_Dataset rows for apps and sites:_

###

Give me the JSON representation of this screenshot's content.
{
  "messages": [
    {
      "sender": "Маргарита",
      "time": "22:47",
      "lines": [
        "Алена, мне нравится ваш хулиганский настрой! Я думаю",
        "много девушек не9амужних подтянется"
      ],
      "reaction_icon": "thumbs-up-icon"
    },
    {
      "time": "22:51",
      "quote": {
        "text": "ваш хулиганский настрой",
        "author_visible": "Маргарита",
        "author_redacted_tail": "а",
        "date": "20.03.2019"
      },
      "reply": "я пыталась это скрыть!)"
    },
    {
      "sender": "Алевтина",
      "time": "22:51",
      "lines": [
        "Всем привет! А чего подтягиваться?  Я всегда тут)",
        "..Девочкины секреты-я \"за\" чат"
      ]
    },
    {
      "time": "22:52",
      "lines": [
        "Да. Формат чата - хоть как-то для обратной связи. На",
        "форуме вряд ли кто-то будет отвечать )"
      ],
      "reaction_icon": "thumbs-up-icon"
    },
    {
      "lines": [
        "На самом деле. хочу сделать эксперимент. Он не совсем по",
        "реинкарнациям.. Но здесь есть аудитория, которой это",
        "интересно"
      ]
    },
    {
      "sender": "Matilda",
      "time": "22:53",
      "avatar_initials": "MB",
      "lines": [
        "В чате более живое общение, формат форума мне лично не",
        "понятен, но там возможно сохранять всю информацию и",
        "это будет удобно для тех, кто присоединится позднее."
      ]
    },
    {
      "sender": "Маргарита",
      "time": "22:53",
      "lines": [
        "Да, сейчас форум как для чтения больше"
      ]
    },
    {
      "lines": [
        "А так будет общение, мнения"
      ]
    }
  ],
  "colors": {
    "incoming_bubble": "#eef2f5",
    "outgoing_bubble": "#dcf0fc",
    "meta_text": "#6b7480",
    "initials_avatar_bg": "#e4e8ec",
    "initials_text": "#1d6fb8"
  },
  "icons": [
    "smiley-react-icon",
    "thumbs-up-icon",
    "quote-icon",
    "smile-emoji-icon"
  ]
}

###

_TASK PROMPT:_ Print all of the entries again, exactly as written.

_OUTPUT FOR THIS EXERCISE:_
Give me the JSON representation of this screenshot's content.
{
  "messages": [
    {
      "sender": "Маргарита",
      "time": "22:47",
      "lines": [
        "Алена, мне нравится ваш хулиганский настрой! Я думаю",
        "много девушек не9амужних подтянется"
      ],
      "reaction_icon": "thumbs-up-icon"
    },
    {
      "time": "22:51",
      "quote": {
        "text": "ваш хулиганский настрой",
        "author_visible": "Маргарита",
        "author_redacted_tail": "а",
        "date": "20.03.2019"
      },
      "reply": "я пыталась это скрыть!)"
    },
    {
      "sender": "Алевтина",
      "time": "22:51",
      "lines": [
        "Всем привет! А чего подтягиваться?  Я всегда тут)",
        "..Девочкины секреты-я \"за\" чат"
      ]
    },
    {
      "time": "22:52",
      "lines": [
        "Да. Формат чата - хоть как-то для обратной связи. На",
        "форуме вряд ли кто-то будет отвечать )"
      ],
      "reaction_icon": "thumbs-up-icon"
    },
    {
      "lines": [
        "На самом деле. хочу сделать эксперимент. Он не совсем по",
        "реинкарнациям.. Но здесь есть аудитория, которой это",
        "интересно"
      ]
    },
    {
      "sender": "Matilda",
      "time": "22:53",
      "avatar_initials": "MB",
      "lines": [
        "В чате более живое общение, формат форума мне лично не",
        "понятен, но там возможно сохранять всю информацию и",
        "это будет удобно для тех, кто присоединится позднее."
      ]
    },
    {
      "sender": "Маргарита",
      "time": "22:53",
      "lines": [
        "Да, сейчас форум как для чтения больше"
      ]
    },
    {
      "lines": [
        "А так будет общение, мнения"
      ]
    }
  ],
  "colors": {
    "incoming_bubble": "#eef2f5",
    "outgoing_bubble": "#dcf0fc",
    "meta_text": "#6b7480",
    "initials_avatar_bg": "#e4e8ec",
    "initials_text": "#1d6fb8"
  },
  "icons": [
    "smiley-react-icon",
    "thumbs-up-icon",
    "quote-icon",
    "smile-emoji-icon"
  ]
}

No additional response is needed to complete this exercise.